Richmond Colleen was an anorexic. She never thought she was more beautiful than when she was weighing her food and then weighing her crap. We lasted a long time, her and me, until one day I offered her my burger at Bill’s BBQ and she took it and finished my fries too. She dumped me a week later. Last I heard, she was food editor at Richmond Times. Good for her.
The others, the same: uncouth Marta in Baltimore learned to frame her words the way I did and dumped me in the month after landing a job as a public school teacher. Philadelphia Rosa suffered from pimples and baggy clothing. I offered her lemon juice and Macy’s and we were through. Boston and New York served up similar stories, and by the time I started to work my way back South, I gave up on girlfriends and gave in to my talent.
Griffin’s is technically a finishing school, but practically, it’s a place that parents send girls that can’t stay in school, can’t stay sober, can’t find a date, or can’t be bothered to measure the right amount of detergent into the washing machine. I don’t accept them any younger than 16 because, frankly, if they are going to be hot messes all over town while my back is turned, it skirts all kinds of paperwork if they’re above the age of consent.
And then I get to work. I guess I’m a bit like that guy — Higgins. From My Fair Lady. And I have a school full of Eliza Dolittles, only many of my Elizas are fouler than you can imagine. Some of them are just lazy. And some of them are just misdirected. But some of them you sleep with one eye open. But, like Eliza, they all learn to do the walk and the talk. But unlike Eliza, they don’t stay with me. As soon as they are polished, they slip from my hands and out into the world, just like all the girls before. They don’t ever send thank you notes, though their parents do.
A major newspaper (all right, I will confess, it was the NYT) sent a reporter down to do a story on Griffin’s because of my stunning results. The reporter — this neurotic creature with an addiction to breathmints and lifelong insomnia — followed me around for a week before giving up, because she could not see what I was really doing to improve the girls, other than taking breakfast, lunch, and dinner with them, and reading books to them while watching the evening television programs turned down low and just generally listening to them. Basically everything I’d ever done with my girlfriends, short of the girlfriend bits, except in triplicate several times over.
The reporter did return to New York very well-rested, however, and she forgot her mints in the main hall.
I faced up to it a long time ago. I know the effect I have on women.
The problem is Ida Thornton. She has just arrived. I can see from her file that she’s dropped out of three colleges and was sent here by her desperate parents. They say she’s anarchic and difficult. They say she has a short attention span and picks fights. They say she swears like a sailor. A lot of parents say these things about the girls that walk in here, and a lot of parents are wrong. They really make the problems bigger than they are.

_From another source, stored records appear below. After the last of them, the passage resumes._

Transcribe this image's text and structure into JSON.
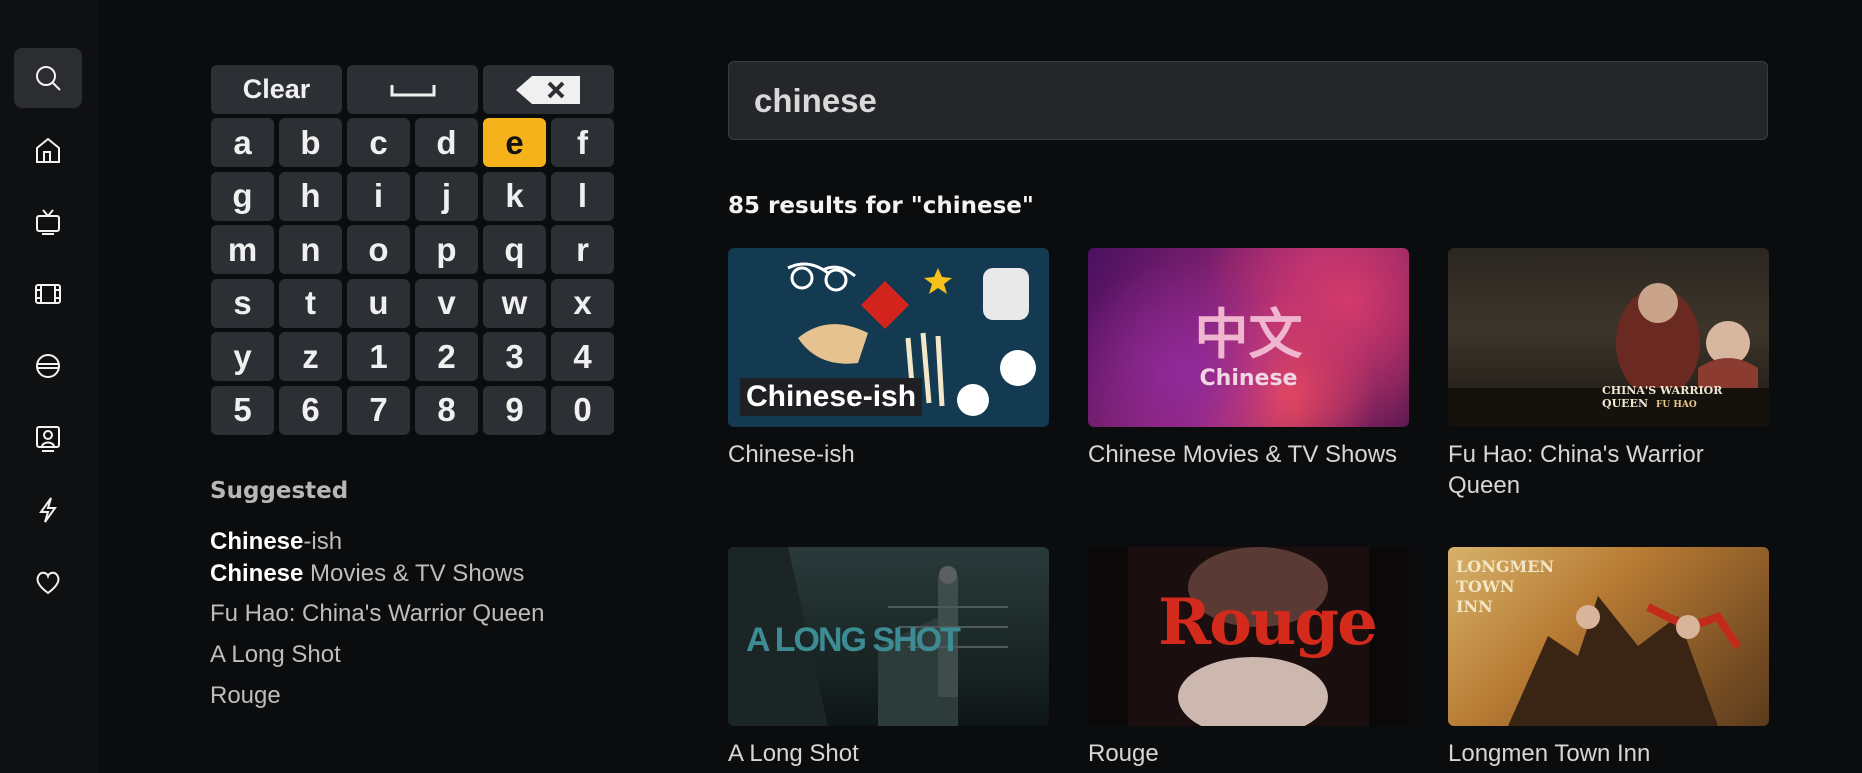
{
  "sidebar": {
    "items": [
      {
        "name": "search-icon",
        "active": true
      },
      {
        "name": "home-icon",
        "active": false
      },
      {
        "name": "tv-icon",
        "active": false
      },
      {
        "name": "film-icon",
        "active": false
      },
      {
        "name": "sports-ball-icon",
        "active": false
      },
      {
        "name": "profile-card-icon",
        "active": false
      },
      {
        "name": "lightning-icon",
        "active": false
      },
      {
        "name": "heart-icon",
        "active": false
      }
    ]
  },
  "keyboard": {
    "clear_label": "Clear",
    "space_icon": "space-bar-icon",
    "backspace_icon": "backspace-icon",
    "keys": [
      "a",
      "b",
      "c",
      "d",
      "e",
      "f",
      "g",
      "h",
      "i",
      "j",
      "k",
      "l",
      "m",
      "n",
      "o",
      "p",
      "q",
      "r",
      "s",
      "t",
      "u",
      "v",
      "w",
      "x",
      "y",
      "z",
      "1",
      "2",
      "3",
      "4",
      "5",
      "6",
      "7",
      "8",
      "9",
      "0"
    ],
    "focused_key": "e",
    "focus_color": "#f5b21b"
  },
  "suggested": {
    "title": "Suggested",
    "items": [
      {
        "bold": "Chinese",
        "rest": "-ish"
      },
      {
        "bold": "Chinese",
        "rest": " Movies & TV Shows"
      },
      {
        "bold": "",
        "rest": "Fu Hao: China's Warrior Queen"
      },
      {
        "bold": "",
        "rest": "A Long Shot"
      },
      {
        "bold": "",
        "rest": "Rouge"
      }
    ]
  },
  "search": {
    "query": "chinese"
  },
  "results": {
    "count_text": "85 results for \"chinese\"",
    "items": [
      {
        "title": "Chinese-ish",
        "thumb_text": "Chinese-ish"
      },
      {
        "title": "Chinese Movies & TV Shows",
        "thumb_text": "Chinese",
        "thumb_glyphs": "中文"
      },
      {
        "title": "Fu Hao: China's Warrior Queen",
        "thumb_text": "CHINA'S WARRIOR QUEEN",
        "thumb_sub": "FU HAO"
      },
      {
        "title": "A Long Shot",
        "thumb_text": "A LONG SHOT"
      },
      {
        "title": "Rouge",
        "thumb_text": "Rouge"
      },
      {
        "title": "Longmen Town Inn",
        "thumb_text": "LONGMEN TOWN INN"
      }
    ]
  }
}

But Ida’s parents were right. You could tell the moment she walked into Griffin’s. You see her, there? She stands like she’s trouble, and though her jagged haircut is trying too hard to tell me that she doesn’t care what I think, the pugnacious set of her mouth tells me everything I need to know about why she got dropped out of all those schools. The hair is what tells me she needs help, all right, but her mouth tells me she doesn’t need that much and she probably just needs time to work it out for herself. And I want, want, want to tell her not to sign the paperwork and to instead go out with me and live happily ever after in a tiny apartment in Baltimore because I always liked Baltimore and we could have two poodles, both shaved strangely to attract attention because I can see that’s a big part of her, and pretty much eat take out spring rolls every night, because that’s a big part of me.
Ida walks up to me and says, “So, you’re going to fix me, huh?”
I want to say “no, I like you the way you are.”
But I know it won’t matter either way.
Author’s Note: I will try (wo)manfully to pretend that I would not strangle someone for a spring roll right now.
image courtesy: heikof